▶ [Exercise] Using the listing below, please gather every line containing the word "Villa".
[Material provided Boundary: Start]
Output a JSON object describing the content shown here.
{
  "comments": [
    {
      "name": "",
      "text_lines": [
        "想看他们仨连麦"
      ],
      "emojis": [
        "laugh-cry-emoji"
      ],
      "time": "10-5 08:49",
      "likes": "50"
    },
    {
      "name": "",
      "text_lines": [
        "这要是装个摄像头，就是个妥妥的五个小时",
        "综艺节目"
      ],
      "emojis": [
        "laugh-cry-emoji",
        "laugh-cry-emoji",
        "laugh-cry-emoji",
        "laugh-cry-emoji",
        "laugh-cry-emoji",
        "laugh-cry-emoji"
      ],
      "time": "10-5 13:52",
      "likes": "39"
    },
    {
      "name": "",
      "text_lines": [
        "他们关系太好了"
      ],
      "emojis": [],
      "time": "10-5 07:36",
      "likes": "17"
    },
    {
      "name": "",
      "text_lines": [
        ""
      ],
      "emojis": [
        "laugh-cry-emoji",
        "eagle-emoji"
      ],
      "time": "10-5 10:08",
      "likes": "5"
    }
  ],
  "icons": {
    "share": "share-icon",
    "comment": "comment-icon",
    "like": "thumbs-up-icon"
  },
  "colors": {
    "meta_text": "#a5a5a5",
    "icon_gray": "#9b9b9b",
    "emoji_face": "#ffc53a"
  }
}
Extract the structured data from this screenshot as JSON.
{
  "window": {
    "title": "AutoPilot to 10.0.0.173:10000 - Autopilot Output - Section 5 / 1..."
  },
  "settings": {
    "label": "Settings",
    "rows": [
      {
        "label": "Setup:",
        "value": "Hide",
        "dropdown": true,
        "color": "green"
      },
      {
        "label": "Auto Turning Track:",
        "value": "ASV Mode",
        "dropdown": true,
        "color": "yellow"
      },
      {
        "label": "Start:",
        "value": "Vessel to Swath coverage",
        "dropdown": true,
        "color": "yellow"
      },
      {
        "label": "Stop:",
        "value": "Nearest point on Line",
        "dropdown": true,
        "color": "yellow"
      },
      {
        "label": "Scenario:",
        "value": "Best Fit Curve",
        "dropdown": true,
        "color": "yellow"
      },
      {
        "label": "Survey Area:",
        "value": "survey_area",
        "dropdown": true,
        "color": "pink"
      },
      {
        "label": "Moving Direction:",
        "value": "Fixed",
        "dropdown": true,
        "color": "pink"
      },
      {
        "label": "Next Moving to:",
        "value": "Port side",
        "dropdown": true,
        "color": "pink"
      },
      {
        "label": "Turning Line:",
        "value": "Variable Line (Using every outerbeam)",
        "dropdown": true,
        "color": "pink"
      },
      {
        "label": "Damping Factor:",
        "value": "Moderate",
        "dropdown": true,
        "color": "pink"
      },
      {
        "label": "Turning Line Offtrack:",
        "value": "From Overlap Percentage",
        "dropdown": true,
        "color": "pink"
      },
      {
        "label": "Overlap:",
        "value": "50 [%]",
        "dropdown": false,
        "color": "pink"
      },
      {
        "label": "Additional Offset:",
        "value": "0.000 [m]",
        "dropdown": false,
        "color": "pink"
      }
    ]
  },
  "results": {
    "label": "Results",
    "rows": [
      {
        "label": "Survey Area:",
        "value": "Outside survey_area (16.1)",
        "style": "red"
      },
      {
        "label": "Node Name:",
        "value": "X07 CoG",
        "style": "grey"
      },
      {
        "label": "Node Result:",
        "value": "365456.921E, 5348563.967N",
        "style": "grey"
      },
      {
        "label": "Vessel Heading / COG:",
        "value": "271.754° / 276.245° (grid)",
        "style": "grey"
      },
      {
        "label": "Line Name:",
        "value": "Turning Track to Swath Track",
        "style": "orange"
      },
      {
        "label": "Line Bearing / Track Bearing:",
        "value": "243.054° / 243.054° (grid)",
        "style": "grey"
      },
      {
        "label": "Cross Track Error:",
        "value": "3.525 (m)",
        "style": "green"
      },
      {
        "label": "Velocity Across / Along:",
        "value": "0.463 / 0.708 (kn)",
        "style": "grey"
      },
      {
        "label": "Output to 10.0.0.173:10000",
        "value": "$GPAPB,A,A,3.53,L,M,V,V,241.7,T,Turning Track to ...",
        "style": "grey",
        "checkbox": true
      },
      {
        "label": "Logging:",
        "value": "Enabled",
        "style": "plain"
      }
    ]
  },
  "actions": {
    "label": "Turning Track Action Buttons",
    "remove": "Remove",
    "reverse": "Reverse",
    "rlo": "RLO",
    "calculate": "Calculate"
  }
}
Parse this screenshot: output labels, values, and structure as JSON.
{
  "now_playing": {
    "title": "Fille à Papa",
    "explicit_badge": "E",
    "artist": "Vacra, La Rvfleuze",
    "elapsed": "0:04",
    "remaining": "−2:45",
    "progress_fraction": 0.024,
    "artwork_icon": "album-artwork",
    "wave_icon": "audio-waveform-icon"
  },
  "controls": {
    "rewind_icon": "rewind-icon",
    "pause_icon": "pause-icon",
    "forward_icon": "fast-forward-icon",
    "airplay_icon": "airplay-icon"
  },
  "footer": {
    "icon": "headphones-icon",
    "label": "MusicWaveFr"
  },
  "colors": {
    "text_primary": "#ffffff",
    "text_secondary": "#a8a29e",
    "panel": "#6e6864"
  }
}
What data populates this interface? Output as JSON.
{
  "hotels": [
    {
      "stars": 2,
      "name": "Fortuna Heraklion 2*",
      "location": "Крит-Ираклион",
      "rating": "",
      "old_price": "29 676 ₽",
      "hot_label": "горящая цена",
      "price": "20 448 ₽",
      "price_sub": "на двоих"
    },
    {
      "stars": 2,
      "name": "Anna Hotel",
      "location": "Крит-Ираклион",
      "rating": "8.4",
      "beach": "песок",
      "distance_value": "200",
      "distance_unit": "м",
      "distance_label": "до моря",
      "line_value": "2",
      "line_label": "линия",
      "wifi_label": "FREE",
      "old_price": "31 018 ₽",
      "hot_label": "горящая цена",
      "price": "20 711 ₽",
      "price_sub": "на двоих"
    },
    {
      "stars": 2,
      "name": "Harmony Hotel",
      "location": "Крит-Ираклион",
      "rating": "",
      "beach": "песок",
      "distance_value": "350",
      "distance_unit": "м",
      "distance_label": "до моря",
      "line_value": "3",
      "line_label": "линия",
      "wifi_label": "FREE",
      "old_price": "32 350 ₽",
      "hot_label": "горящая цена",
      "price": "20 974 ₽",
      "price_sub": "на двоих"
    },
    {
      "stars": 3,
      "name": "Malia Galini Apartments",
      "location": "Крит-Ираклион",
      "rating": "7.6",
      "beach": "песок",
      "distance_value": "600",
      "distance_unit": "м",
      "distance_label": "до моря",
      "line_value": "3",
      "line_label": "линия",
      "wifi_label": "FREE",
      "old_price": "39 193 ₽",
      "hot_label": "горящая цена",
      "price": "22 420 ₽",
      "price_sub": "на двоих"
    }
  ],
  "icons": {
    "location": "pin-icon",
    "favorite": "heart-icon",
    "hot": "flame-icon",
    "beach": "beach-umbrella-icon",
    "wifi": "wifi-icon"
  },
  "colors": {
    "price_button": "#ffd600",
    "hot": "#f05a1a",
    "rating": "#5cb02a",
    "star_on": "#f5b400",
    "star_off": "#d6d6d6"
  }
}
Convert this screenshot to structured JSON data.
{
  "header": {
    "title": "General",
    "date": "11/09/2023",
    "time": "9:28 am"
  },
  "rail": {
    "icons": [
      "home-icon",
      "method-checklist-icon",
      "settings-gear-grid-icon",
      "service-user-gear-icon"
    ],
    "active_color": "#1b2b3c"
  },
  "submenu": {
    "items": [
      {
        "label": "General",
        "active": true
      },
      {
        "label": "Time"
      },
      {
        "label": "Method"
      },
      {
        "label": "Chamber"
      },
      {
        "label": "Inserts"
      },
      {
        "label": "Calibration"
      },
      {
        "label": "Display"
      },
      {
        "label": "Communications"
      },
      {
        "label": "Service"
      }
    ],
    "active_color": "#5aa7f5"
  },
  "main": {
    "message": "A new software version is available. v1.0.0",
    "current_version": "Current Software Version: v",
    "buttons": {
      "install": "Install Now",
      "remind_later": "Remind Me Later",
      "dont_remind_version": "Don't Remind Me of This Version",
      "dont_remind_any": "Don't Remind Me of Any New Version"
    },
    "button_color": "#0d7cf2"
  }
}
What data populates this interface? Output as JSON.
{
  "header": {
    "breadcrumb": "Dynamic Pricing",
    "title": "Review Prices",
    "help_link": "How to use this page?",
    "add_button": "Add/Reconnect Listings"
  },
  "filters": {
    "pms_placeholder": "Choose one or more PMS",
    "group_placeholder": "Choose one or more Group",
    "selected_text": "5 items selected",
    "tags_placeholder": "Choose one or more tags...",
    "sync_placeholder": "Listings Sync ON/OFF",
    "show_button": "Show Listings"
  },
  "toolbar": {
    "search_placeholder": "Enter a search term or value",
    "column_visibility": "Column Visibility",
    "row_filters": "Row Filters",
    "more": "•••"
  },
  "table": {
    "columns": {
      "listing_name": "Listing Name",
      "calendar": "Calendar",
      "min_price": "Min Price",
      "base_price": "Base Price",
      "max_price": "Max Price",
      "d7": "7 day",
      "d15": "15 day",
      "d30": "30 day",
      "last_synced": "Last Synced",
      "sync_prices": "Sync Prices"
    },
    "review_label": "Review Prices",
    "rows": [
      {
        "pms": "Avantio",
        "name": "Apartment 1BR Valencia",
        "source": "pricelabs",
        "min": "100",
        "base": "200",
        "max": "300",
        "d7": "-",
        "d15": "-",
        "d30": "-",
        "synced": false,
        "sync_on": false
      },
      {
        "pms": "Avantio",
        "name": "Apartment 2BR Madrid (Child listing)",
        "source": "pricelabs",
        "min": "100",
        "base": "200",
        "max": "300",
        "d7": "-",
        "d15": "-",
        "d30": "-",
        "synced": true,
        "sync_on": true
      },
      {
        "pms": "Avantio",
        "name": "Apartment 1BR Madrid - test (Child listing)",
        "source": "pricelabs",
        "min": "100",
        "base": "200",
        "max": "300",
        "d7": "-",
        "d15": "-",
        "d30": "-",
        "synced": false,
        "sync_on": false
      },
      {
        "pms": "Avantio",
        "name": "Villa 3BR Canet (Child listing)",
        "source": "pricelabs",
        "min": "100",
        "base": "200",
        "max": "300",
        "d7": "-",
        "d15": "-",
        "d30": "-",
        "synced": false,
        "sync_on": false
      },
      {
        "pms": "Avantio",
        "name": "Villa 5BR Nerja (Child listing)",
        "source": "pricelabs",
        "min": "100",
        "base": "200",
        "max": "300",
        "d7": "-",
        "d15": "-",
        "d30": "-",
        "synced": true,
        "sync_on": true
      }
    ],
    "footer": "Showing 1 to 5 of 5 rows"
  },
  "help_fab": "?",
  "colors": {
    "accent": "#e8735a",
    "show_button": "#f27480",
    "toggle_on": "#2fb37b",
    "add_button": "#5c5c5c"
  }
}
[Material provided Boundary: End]
▶ [Solution for this exercise]
        "name": "Villa 3BR Canet (Child listing)",
        "name": "Villa 5BR Nerja (Child listing)",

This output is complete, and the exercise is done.